What you should do: Among the records below, find the lines with the word "danmaku" and copy them.
═══ Available records ═══
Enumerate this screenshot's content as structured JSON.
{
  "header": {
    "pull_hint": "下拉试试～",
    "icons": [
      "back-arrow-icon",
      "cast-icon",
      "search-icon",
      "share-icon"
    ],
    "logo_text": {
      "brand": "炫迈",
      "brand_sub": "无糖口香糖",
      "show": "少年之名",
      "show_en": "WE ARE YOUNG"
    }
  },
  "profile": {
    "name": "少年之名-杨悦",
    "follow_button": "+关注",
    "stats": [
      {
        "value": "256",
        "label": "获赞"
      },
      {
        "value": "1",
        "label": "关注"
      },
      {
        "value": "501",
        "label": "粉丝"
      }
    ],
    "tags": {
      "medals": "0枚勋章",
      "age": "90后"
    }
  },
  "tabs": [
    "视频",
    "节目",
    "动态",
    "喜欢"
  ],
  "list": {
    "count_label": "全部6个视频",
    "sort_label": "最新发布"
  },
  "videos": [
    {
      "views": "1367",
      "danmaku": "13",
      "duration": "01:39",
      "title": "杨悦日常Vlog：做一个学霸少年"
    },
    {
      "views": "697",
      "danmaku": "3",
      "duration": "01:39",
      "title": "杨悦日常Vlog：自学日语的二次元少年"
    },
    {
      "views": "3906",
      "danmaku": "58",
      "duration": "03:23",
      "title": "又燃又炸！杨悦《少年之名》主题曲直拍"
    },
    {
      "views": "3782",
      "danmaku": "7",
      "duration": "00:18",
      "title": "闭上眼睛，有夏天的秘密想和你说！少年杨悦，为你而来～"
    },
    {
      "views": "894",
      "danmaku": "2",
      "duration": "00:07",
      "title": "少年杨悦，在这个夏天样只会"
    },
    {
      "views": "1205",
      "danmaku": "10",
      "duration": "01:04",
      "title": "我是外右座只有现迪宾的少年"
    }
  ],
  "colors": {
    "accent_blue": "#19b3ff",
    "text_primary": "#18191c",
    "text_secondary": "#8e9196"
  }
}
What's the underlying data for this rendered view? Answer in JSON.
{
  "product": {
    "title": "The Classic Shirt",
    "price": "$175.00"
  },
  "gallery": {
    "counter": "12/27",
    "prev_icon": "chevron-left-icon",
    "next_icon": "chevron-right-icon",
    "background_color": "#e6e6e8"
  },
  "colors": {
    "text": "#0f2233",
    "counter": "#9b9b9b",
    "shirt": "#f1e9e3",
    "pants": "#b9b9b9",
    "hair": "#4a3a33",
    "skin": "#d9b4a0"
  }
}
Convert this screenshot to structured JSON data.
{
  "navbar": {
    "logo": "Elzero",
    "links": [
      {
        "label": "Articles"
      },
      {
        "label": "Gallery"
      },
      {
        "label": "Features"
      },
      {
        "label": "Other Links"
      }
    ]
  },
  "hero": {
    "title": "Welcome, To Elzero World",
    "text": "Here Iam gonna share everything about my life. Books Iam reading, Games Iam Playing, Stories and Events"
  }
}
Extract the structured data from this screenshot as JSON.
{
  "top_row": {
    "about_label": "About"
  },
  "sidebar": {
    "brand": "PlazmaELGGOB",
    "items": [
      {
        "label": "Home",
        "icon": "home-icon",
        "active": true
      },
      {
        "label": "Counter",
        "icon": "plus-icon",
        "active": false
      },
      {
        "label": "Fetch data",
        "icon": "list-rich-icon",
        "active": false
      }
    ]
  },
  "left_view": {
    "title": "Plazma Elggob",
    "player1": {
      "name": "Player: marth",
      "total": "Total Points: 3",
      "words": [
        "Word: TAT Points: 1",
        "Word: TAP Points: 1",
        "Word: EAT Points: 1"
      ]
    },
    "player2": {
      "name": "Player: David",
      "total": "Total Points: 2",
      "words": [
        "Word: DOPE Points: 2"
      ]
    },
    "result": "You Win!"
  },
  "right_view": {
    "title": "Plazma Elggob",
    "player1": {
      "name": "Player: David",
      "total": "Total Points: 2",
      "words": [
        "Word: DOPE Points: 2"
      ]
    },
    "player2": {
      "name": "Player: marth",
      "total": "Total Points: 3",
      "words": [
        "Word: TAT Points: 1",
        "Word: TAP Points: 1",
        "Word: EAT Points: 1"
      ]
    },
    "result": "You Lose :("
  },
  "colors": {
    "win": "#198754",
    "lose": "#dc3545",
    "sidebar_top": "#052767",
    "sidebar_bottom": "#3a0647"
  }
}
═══
Answer to this problem:
      "danmaku": "13",
      "danmaku": "3",
      "danmaku": "58",
      "danmaku": "7",
      "danmaku": "2",
      "danmaku": "10",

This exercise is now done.